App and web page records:
_____

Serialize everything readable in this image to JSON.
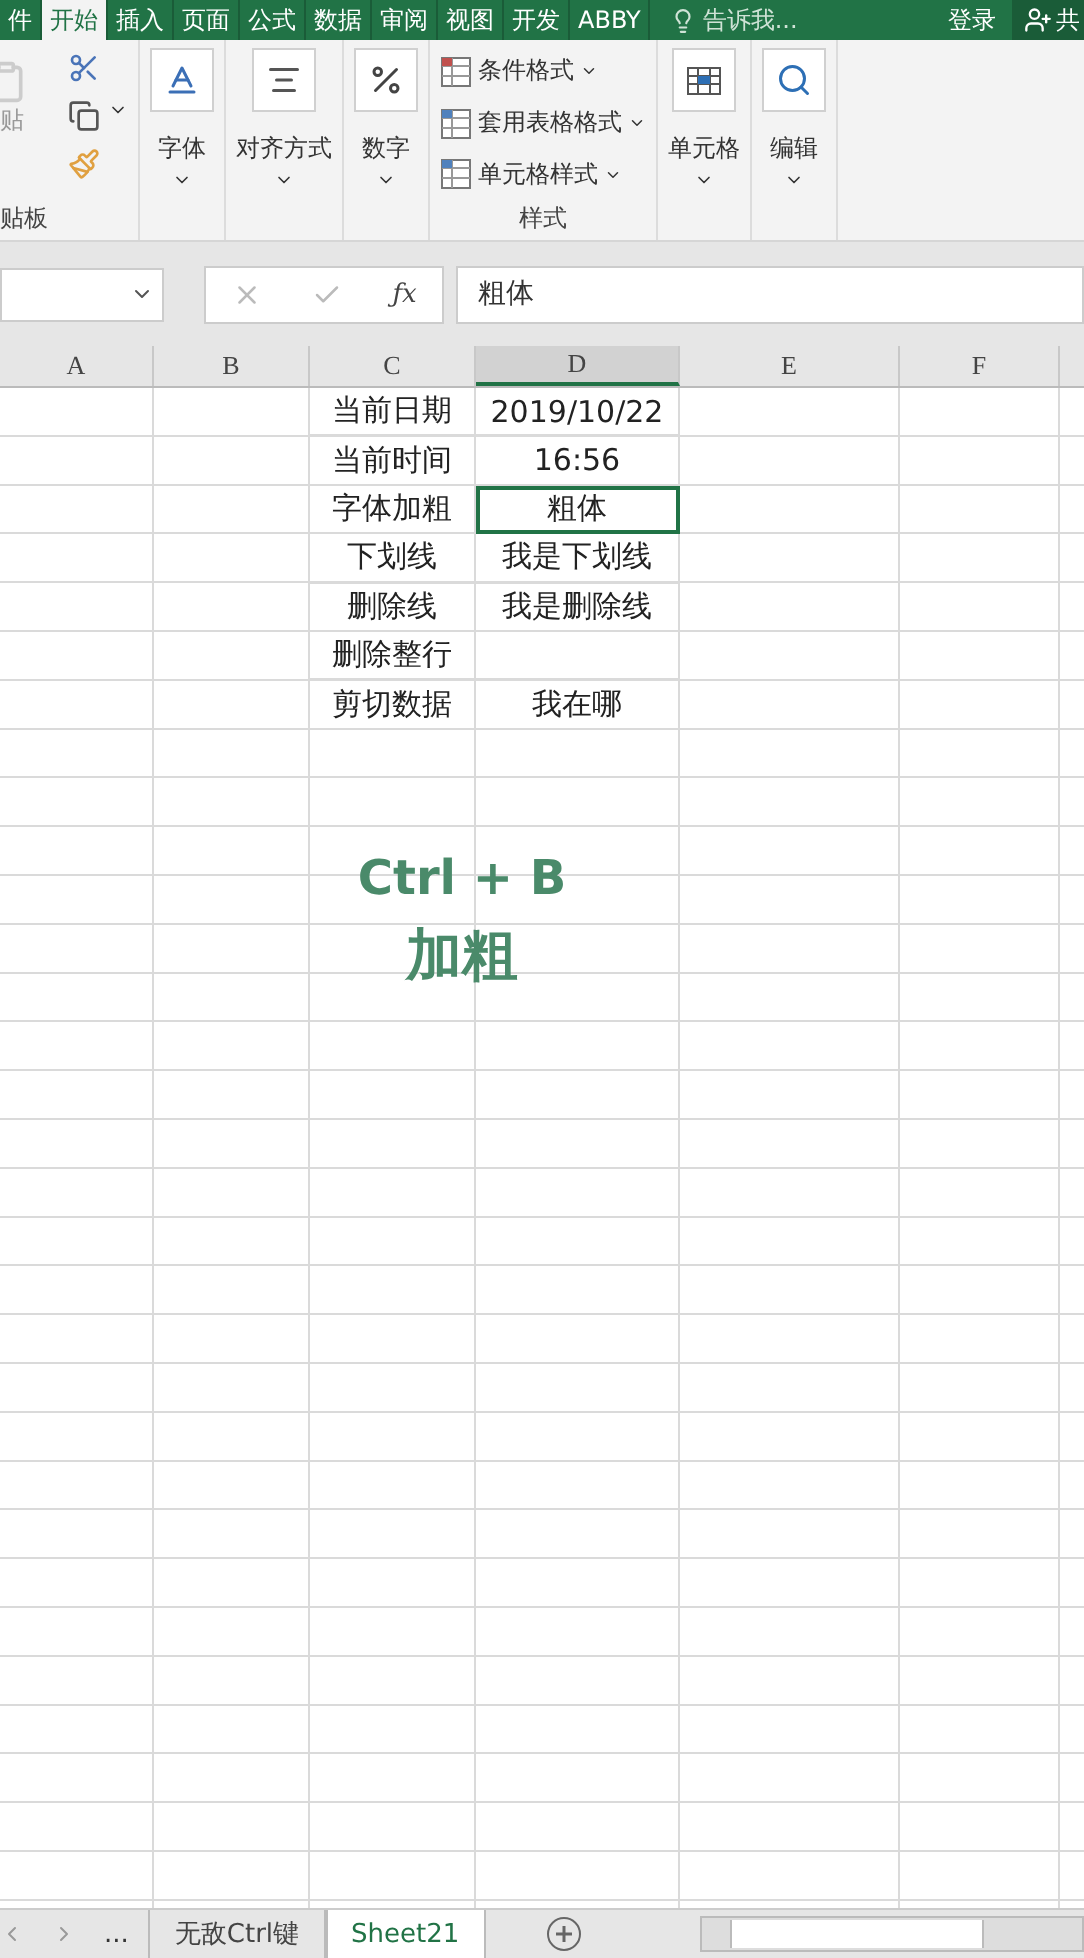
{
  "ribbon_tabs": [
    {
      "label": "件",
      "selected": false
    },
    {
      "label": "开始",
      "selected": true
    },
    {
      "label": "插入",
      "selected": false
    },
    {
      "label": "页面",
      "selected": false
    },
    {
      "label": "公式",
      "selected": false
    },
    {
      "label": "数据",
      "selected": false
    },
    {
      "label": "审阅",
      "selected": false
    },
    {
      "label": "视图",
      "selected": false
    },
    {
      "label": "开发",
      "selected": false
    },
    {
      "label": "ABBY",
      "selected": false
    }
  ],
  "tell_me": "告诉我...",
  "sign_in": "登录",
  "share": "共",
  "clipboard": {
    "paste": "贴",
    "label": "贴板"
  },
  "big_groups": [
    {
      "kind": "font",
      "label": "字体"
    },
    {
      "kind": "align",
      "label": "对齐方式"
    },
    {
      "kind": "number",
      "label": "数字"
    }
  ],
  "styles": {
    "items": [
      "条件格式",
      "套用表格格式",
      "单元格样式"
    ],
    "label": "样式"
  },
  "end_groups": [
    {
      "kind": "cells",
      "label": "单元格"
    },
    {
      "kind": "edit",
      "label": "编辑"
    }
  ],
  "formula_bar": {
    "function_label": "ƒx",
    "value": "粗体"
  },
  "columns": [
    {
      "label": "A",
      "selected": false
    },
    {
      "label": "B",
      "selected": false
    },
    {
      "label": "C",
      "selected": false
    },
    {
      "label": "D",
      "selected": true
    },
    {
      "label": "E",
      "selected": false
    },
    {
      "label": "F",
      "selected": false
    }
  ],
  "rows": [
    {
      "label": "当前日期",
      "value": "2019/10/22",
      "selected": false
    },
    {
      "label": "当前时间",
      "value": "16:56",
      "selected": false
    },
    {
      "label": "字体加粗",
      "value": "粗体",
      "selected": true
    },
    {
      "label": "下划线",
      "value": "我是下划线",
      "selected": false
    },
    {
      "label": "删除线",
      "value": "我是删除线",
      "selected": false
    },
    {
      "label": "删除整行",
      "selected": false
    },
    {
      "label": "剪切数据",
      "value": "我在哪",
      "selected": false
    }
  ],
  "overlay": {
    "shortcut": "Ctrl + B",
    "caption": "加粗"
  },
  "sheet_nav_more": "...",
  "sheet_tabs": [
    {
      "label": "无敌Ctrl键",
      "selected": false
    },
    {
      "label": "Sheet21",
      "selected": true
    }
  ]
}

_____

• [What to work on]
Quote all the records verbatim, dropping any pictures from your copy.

• [Answer space]
Serialize everything readable in this image to JSON.
{
  "ribbon_tabs": [
    {
      "label": "件",
      "selected": false
    },
    {
      "label": "开始",
      "selected": true
    },
    {
      "label": "插入",
      "selected": false
    },
    {
      "label": "页面",
      "selected": false
    },
    {
      "label": "公式",
      "selected": false
    },
    {
      "label": "数据",
      "selected": false
    },
    {
      "label": "审阅",
      "selected": false
    },
    {
      "label": "视图",
      "selected": false
    },
    {
      "label": "开发",
      "selected": false
    },
    {
      "label": "ABBY",
      "selected": false
    }
  ],
  "tell_me": "告诉我...",
  "sign_in": "登录",
  "share": "共",
  "clipboard": {
    "paste": "贴",
    "label": "贴板"
  },
  "big_groups": [
    {
      "kind": "font",
      "label": "字体"
    },
    {
      "kind": "align",
      "label": "对齐方式"
    },
    {
      "kind": "number",
      "label": "数字"
    }
  ],
  "styles": {
    "items": [
      "条件格式",
      "套用表格格式",
      "单元格样式"
    ],
    "label": "样式"
  },
  "end_groups": [
    {
      "kind": "cells",
      "label": "单元格"
    },
    {
      "kind": "edit",
      "label": "编辑"
    }
  ],
  "formula_bar": {
    "function_label": "ƒx",
    "value": "粗体"
  },
  "columns": [
    {
      "label": "A",
      "selected": false
    },
    {
      "label": "B",
      "selected": false
    },
    {
      "label": "C",
      "selected": false
    },
    {
      "label": "D",
      "selected": true
    },
    {
      "label": "E",
      "selected": false
    },
    {
      "label": "F",
      "selected": false
    }
  ],
  "rows": [
    {
      "label": "当前日期",
      "value": "2019/10/22",
      "selected": false
    },
    {
      "label": "当前时间",
      "value": "16:56",
      "selected": false
    },
    {
      "label": "字体加粗",
      "value": "粗体",
      "selected": true
    },
    {
      "label": "下划线",
      "value": "我是下划线",
      "selected": false
    },
    {
      "label": "删除线",
      "value": "我是删除线",
      "selected": false
    },
    {
      "label": "删除整行",
      "selected": false
    },
    {
      "label": "剪切数据",
      "value": "我在哪",
      "selected": false
    }
  ],
  "overlay": {
    "shortcut": "Ctrl + B",
    "caption": "加粗"
  },
  "sheet_nav_more": "...",
  "sheet_tabs": [
    {
      "label": "无敌Ctrl键",
      "selected": false
    },
    {
      "label": "Sheet21",
      "selected": true
    }
  ]
}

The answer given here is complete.